Omit every picture and return the rest of the data unaltered.
━━━━━━
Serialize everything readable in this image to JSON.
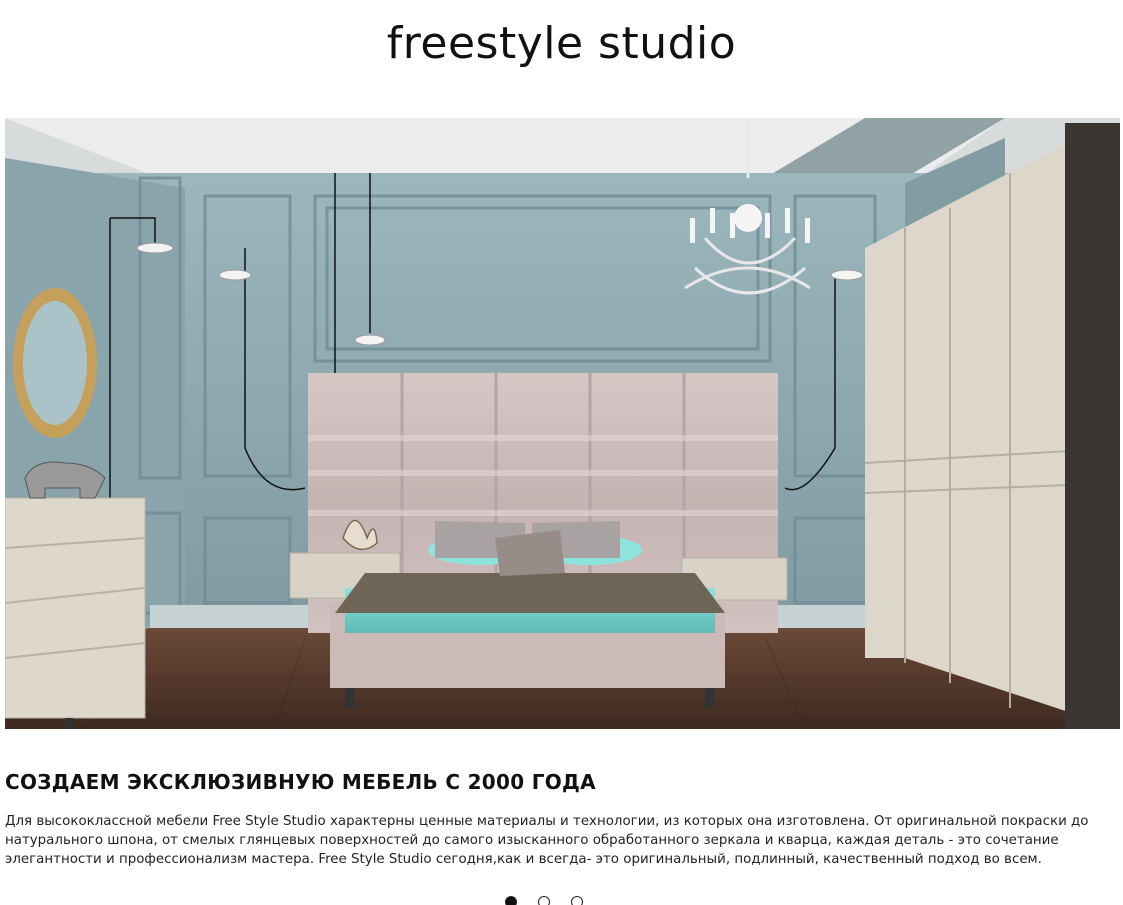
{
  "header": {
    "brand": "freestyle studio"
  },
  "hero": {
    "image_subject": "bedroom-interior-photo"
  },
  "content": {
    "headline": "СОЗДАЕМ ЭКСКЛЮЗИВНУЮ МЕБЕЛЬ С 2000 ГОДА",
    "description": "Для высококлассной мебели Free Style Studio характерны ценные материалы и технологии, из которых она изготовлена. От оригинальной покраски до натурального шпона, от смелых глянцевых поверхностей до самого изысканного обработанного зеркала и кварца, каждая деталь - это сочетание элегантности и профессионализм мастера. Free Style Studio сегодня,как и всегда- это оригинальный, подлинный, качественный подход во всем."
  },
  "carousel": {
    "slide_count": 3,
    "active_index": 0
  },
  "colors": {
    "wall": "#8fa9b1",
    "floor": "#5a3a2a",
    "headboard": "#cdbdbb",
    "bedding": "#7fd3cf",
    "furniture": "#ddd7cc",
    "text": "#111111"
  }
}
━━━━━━
◆ Completed task:
Serialize everything readable in this image to JSON.
{
  "header": {
    "brand": "freestyle studio"
  },
  "hero": {
    "image_subject": "bedroom-interior-photo"
  },
  "content": {
    "headline": "СОЗДАЕМ ЭКСКЛЮЗИВНУЮ МЕБЕЛЬ С 2000 ГОДА",
    "description": "Для высококлассной мебели Free Style Studio характерны ценные материалы и технологии, из которых она изготовлена. От оригинальной покраски до натурального шпона, от смелых глянцевых поверхностей до самого изысканного обработанного зеркала и кварца, каждая деталь - это сочетание элегантности и профессионализм мастера. Free Style Studio сегодня,как и всегда- это оригинальный, подлинный, качественный подход во всем."
  },
  "carousel": {
    "slide_count": 3,
    "active_index": 0
  },
  "colors": {
    "wall": "#8fa9b1",
    "floor": "#5a3a2a",
    "headboard": "#cdbdbb",
    "bedding": "#7fd3cf",
    "furniture": "#ddd7cc",
    "text": "#111111"
  }
}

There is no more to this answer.